Web page and app entries:
__________________________________________________

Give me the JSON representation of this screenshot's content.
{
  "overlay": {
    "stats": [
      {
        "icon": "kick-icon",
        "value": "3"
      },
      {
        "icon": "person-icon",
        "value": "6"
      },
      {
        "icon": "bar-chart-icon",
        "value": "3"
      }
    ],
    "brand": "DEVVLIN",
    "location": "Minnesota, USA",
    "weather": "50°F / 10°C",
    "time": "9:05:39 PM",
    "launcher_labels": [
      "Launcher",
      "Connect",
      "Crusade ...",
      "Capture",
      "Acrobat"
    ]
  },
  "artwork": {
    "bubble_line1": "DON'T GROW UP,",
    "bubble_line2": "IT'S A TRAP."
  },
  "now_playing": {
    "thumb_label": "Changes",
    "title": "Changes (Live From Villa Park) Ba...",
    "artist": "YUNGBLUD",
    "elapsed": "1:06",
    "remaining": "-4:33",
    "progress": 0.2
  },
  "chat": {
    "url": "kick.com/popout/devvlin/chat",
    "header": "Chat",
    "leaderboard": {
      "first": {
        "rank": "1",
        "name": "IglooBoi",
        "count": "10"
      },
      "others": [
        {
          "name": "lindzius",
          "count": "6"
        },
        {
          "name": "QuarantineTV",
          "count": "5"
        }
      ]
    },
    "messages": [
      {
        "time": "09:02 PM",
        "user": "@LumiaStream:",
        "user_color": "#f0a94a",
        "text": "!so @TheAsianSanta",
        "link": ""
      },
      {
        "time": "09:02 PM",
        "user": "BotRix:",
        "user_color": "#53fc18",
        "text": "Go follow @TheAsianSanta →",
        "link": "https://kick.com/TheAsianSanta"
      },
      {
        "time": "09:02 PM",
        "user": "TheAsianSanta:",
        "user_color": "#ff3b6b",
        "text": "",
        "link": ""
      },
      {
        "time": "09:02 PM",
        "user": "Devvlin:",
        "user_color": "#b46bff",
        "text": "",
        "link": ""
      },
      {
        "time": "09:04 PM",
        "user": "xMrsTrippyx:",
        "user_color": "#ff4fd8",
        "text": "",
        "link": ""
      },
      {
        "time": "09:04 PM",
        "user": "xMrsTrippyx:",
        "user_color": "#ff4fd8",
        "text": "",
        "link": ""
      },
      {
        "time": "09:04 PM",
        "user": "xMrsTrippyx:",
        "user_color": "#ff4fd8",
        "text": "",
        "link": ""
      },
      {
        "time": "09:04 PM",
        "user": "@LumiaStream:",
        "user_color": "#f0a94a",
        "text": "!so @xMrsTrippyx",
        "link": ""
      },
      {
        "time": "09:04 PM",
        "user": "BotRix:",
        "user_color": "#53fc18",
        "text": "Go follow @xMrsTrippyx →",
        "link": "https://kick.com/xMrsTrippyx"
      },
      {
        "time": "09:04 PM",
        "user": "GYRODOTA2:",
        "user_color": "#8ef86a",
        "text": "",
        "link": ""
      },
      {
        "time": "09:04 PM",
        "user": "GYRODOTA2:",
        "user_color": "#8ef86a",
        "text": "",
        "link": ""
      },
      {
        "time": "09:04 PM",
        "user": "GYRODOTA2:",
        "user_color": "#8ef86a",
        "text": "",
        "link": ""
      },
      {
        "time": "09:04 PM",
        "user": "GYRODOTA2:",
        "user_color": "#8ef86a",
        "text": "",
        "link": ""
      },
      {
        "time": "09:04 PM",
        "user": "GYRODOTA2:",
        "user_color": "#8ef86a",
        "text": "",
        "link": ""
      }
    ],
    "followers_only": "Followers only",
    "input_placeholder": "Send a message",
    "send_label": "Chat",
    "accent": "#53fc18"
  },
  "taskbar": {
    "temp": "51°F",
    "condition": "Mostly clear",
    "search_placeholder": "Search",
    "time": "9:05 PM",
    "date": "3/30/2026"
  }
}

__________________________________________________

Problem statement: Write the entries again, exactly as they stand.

Expected output:
Give me the JSON representation of this screenshot's content.
{
  "overlay": {
    "stats": [
      {
        "icon": "kick-icon",
        "value": "3"
      },
      {
        "icon": "person-icon",
        "value": "6"
      },
      {
        "icon": "bar-chart-icon",
        "value": "3"
      }
    ],
    "brand": "DEVVLIN",
    "location": "Minnesota, USA",
    "weather": "50°F / 10°C",
    "time": "9:05:39 PM",
    "launcher_labels": [
      "Launcher",
      "Connect",
      "Crusade ...",
      "Capture",
      "Acrobat"
    ]
  },
  "artwork": {
    "bubble_line1": "DON'T GROW UP,",
    "bubble_line2": "IT'S A TRAP."
  },
  "now_playing": {
    "thumb_label": "Changes",
    "title": "Changes (Live From Villa Park) Ba...",
    "artist": "YUNGBLUD",
    "elapsed": "1:06",
    "remaining": "-4:33",
    "progress": 0.2
  },
  "chat": {
    "url": "kick.com/popout/devvlin/chat",
    "header": "Chat",
    "leaderboard": {
      "first": {
        "rank": "1",
        "name": "IglooBoi",
        "count": "10"
      },
      "others": [
        {
          "name": "lindzius",
          "count": "6"
        },
        {
          "name": "QuarantineTV",
          "count": "5"
        }
      ]
    },
    "messages": [
      {
        "time": "09:02 PM",
        "user": "@LumiaStream:",
        "user_color": "#f0a94a",
        "text": "!so @TheAsianSanta",
        "link": ""
      },
      {
        "time": "09:02 PM",
        "user": "BotRix:",
        "user_color": "#53fc18",
        "text": "Go follow @TheAsianSanta →",
        "link": "https://kick.com/TheAsianSanta"
      },
      {
        "time": "09:02 PM",
        "user": "TheAsianSanta:",
        "user_color": "#ff3b6b",
        "text": "",
        "link": ""
      },
      {
        "time": "09:02 PM",
        "user": "Devvlin:",
        "user_color": "#b46bff",
        "text": "",
        "link": ""
      },
      {
        "time": "09:04 PM",
        "user": "xMrsTrippyx:",
        "user_color": "#ff4fd8",
        "text": "",
        "link": ""
      },
      {
        "time": "09:04 PM",
        "user": "xMrsTrippyx:",
        "user_color": "#ff4fd8",
        "text": "",
        "link": ""
      },
      {
        "time": "09:04 PM",
        "user": "xMrsTrippyx:",
        "user_color": "#ff4fd8",
        "text": "",
        "link": ""
      },
      {
        "time": "09:04 PM",
        "user": "@LumiaStream:",
        "user_color": "#f0a94a",
        "text": "!so @xMrsTrippyx",
        "link": ""
      },
      {
        "time": "09:04 PM",
        "user": "BotRix:",
        "user_color": "#53fc18",
        "text": "Go follow @xMrsTrippyx →",
        "link": "https://kick.com/xMrsTrippyx"
      },
      {
        "time": "09:04 PM",
        "user": "GYRODOTA2:",
        "user_color": "#8ef86a",
        "text": "",
        "link": ""
      },
      {
        "time": "09:04 PM",
        "user": "GYRODOTA2:",
        "user_color": "#8ef86a",
        "text": "",
        "link": ""
      },
      {
        "time": "09:04 PM",
        "user": "GYRODOTA2:",
        "user_color": "#8ef86a",
        "text": "",
        "link": ""
      },
      {
        "time": "09:04 PM",
        "user": "GYRODOTA2:",
        "user_color": "#8ef86a",
        "text": "",
        "link": ""
      },
      {
        "time": "09:04 PM",
        "user": "GYRODOTA2:",
        "user_color": "#8ef86a",
        "text": "",
        "link": ""
      }
    ],
    "followers_only": "Followers only",
    "input_placeholder": "Send a message",
    "send_label": "Chat",
    "accent": "#53fc18"
  },
  "taskbar": {
    "temp": "51°F",
    "condition": "Mostly clear",
    "search_placeholder": "Search",
    "time": "9:05 PM",
    "date": "3/30/2026"
  }
}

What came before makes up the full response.